»»

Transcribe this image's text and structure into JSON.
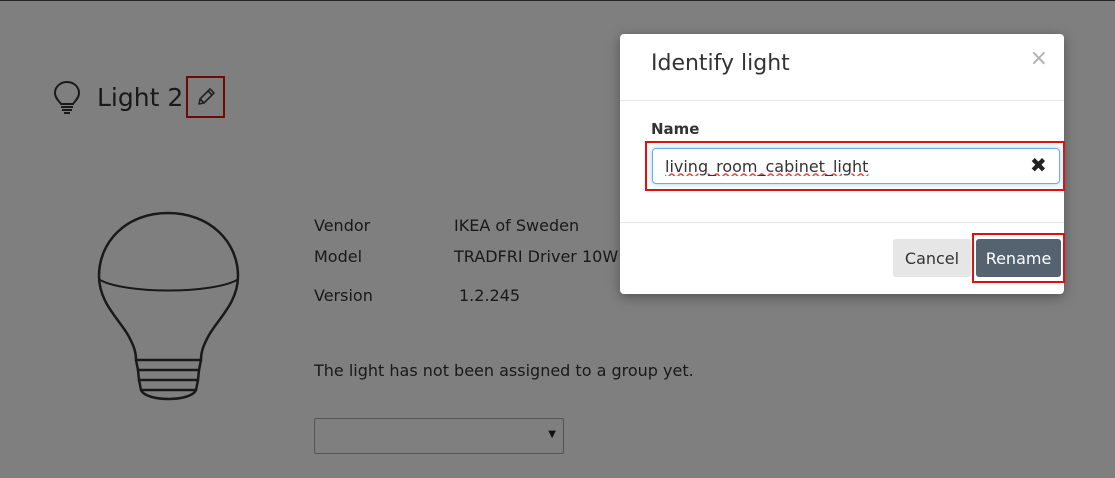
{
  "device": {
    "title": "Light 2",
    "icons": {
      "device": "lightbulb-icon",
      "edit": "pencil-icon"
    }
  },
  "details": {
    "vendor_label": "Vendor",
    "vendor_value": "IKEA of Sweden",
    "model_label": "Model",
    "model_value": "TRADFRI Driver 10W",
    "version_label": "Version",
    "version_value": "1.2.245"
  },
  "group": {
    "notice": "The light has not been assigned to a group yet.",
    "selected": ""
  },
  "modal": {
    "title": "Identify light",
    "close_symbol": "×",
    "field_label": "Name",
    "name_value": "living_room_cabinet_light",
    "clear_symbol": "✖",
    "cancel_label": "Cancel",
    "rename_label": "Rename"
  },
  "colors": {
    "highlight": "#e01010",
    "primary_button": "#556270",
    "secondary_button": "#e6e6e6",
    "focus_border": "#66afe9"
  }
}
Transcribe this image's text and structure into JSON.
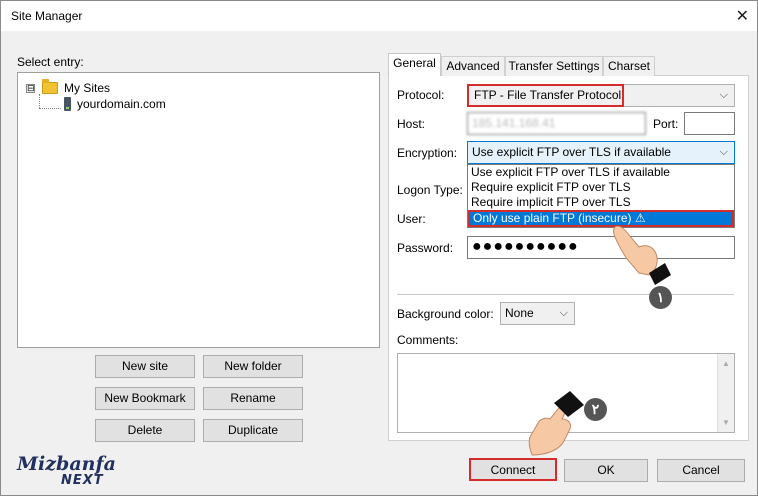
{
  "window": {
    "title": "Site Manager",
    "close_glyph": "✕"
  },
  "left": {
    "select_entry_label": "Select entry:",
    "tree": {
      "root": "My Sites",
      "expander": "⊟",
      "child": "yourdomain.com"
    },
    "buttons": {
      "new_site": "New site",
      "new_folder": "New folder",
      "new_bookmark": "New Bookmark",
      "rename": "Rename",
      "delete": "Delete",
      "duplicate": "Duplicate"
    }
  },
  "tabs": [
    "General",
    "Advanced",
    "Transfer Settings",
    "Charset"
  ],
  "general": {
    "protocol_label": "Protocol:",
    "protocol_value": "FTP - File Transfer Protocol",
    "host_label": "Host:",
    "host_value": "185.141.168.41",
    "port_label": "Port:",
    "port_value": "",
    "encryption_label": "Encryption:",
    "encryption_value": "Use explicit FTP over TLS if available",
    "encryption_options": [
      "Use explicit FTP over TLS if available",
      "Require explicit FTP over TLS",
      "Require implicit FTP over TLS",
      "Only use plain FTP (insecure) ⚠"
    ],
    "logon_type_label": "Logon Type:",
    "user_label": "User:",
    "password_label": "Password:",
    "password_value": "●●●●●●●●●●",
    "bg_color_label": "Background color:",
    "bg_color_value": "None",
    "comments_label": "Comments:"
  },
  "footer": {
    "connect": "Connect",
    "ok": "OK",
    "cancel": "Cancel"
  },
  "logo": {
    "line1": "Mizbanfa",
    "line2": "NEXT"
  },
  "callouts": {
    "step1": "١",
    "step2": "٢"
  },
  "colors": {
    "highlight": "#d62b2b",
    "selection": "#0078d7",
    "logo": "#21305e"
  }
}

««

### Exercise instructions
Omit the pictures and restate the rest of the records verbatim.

### Solution to the exercise
Transcribe this image's text and structure into JSON.
{
  "device": {
    "title": "Light 2",
    "icons": {
      "device": "lightbulb-icon",
      "edit": "pencil-icon"
    }
  },
  "details": {
    "vendor_label": "Vendor",
    "vendor_value": "IKEA of Sweden",
    "model_label": "Model",
    "model_value": "TRADFRI Driver 10W",
    "version_label": "Version",
    "version_value": "1.2.245"
  },
  "group": {
    "notice": "The light has not been assigned to a group yet.",
    "selected": ""
  },
  "modal": {
    "title": "Identify light",
    "close_symbol": "×",
    "field_label": "Name",
    "name_value": "living_room_cabinet_light",
    "clear_symbol": "✖",
    "cancel_label": "Cancel",
    "rename_label": "Rename"
  },
  "colors": {
    "highlight": "#e01010",
    "primary_button": "#556270",
    "secondary_button": "#e6e6e6",
    "focus_border": "#66afe9"
  }
}
Transcribe this image's text and structure into JSON.
{
  "window": {
    "title": "Site Manager",
    "close_glyph": "✕"
  },
  "left": {
    "select_entry_label": "Select entry:",
    "tree": {
      "root": "My Sites",
      "expander": "⊟",
      "child": "yourdomain.com"
    },
    "buttons": {
      "new_site": "New site",
      "new_folder": "New folder",
      "new_bookmark": "New Bookmark",
      "rename": "Rename",
      "delete": "Delete",
      "duplicate": "Duplicate"
    }
  },
  "tabs": [
    "General",
    "Advanced",
    "Transfer Settings",
    "Charset"
  ],
  "general": {
    "protocol_label": "Protocol:",
    "protocol_value": "FTP - File Transfer Protocol",
    "host_label": "Host:",
    "host_value": "185.141.168.41",
    "port_label": "Port:",
    "port_value": "",
    "encryption_label": "Encryption:",
    "encryption_value": "Use explicit FTP over TLS if available",
    "encryption_options": [
      "Use explicit FTP over TLS if available",
      "Require explicit FTP over TLS",
      "Require implicit FTP over TLS",
      "Only use plain FTP (insecure) ⚠"
    ],
    "logon_type_label": "Logon Type:",
    "user_label": "User:",
    "password_label": "Password:",
    "password_value": "●●●●●●●●●●",
    "bg_color_label": "Background color:",
    "bg_color_value": "None",
    "comments_label": "Comments:"
  },
  "footer": {
    "connect": "Connect",
    "ok": "OK",
    "cancel": "Cancel"
  },
  "logo": {
    "line1": "Mizbanfa",
    "line2": "NEXT"
  },
  "callouts": {
    "step1": "١",
    "step2": "٢"
  },
  "colors": {
    "highlight": "#d62b2b",
    "selection": "#0078d7",
    "logo": "#21305e"
  }
}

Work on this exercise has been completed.